Jul 7,2021 / News / Legal Brief

by Ernest Mazansky, Head of Tax Practice, Werksmans Attorneys

As has been fairly widely reported with a great deal of fanfare on the international television news stations and also in the financial pages, earlier this month the G7 finance ministers came to, what has been referred to variously as an historic or a seismic agreement on global tax reform.

This agreement is pursuant to the OECD’s ongoing initiative towards reforming the worldwide tax system and reducing tax avoidance and evasion.  There have been a number of developments over the past few years, including the programme relating to BEPS (base erosion and profit shifting) and the various initiatives that accompany this, and these two decisions relate to, what the OECD has called, Pillars One and Two.

Pillar One
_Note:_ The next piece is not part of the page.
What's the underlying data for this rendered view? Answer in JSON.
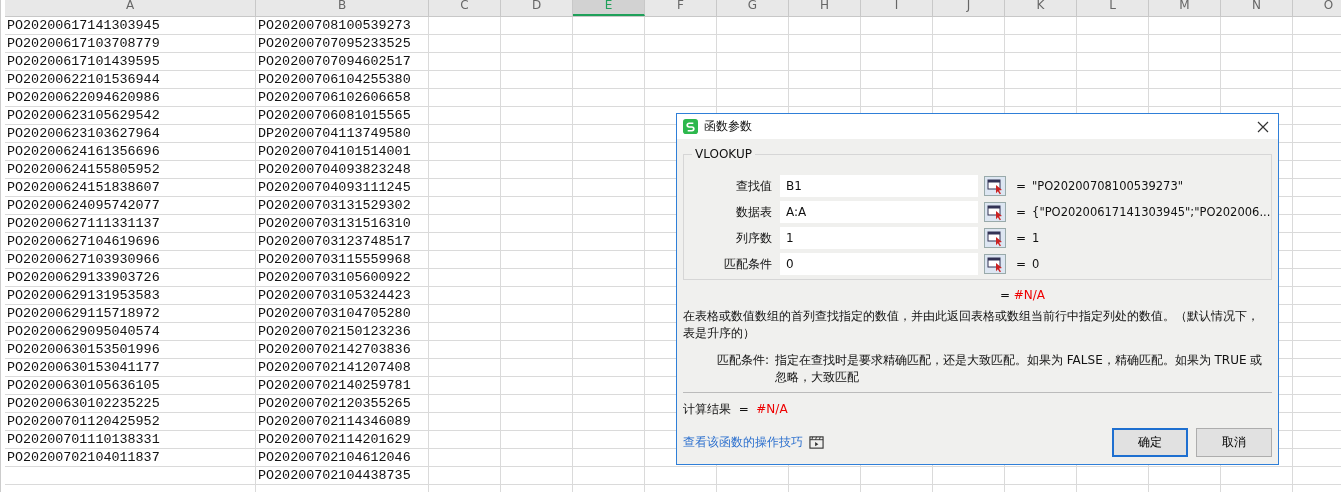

This initiative is aimed primarily at the very large tech companies operating in the digital economy.  As we all know, it is relatively easy to be located in, and provide one’s services and products, from a low tax jurisdiction, to customers located in high tax jurisdictions, without having any sort of discernible taxable presence in the latter, and therefore not paying tax in those countries.

In latter years this has caused a considerable amount of disgruntlement, including among the advanced economies of the world, such as in western Europe, and some of them have gone so far as to introduce unilateral measures to extract some of the taxes in these circumstances, such as the digital services tax in the UK.

The agreement now reached should, in principle at any rate, eliminate the need for such unilateral action, and its focus is to ensure that these companies do not merely pay tax where they are resident and have their head office, but also pay tax in the countries where they operate and from whose residents and citizens they derive their profits.

The proposed rules will tax the following form:

  • They will apply to global groups with a profit margin of at least 10%.
  • Then, 20% of any profit above that 10% margin will be reallocated to the countries in which that company operates, and be subject to tax in those countries.

Pillar Two

Under this proposal every country in the world will have to have a corporation tax of at least 15%.

This will clearly not go down well with a number of offshore jurisdictions where the tax rate is zero, including jurisdictions such as in the Channel Islands, Isle of Man, Liechtenstein, Cayman Islands, Seychelles, and many others.

On the other hand, having a headline rate of 15% is one thing:  having an effective tax rate of 15% is another story altogether.  And it does not take too much imagination to introduce provisions into one’s tax laws that have the effect of reducing the headline rate of 15% to an effective rate of a couple of percent.

Conclusion

One can debate the appropriateness or otherwise of Pillars One and Two having regard to the inequities in the world economy and having regard to other considerations, such as free trade and the like.  And one can debate whether these are populist moves or are seriously justified.

But whatever view one takes of the matter, it is clear that, in the case of both Pillar One and Pillar Two, this is just the beginning of a very long road.  It is one thing to express a principle in a few lines, as appears above.  It is altogether different to put in place a comprehensive set of rules, with all the checks and balances and all the measures to prevent loopholes, which can be adopted in a way that is sufficiently the same in each of the relevant countries, and which does not itself create tax competition among countries.

And then, of course, comes the challenge of ensuring that the offshore jurisdictions who introduce their minimum corporation tax of 15% do so in a way that meets a minimum standard of acceptability to the large economies of the world.

In the subtitle to this article the question was asked whether tax havens are dead.  Well, maybe their death sentence has been pronounced in relation to their current form, but all one has to do is make oneself sufficiently more attractive, fiscally speaking, compared to another country such that there will be a significant saving of taxes, and one can continue to thrive in that sphere.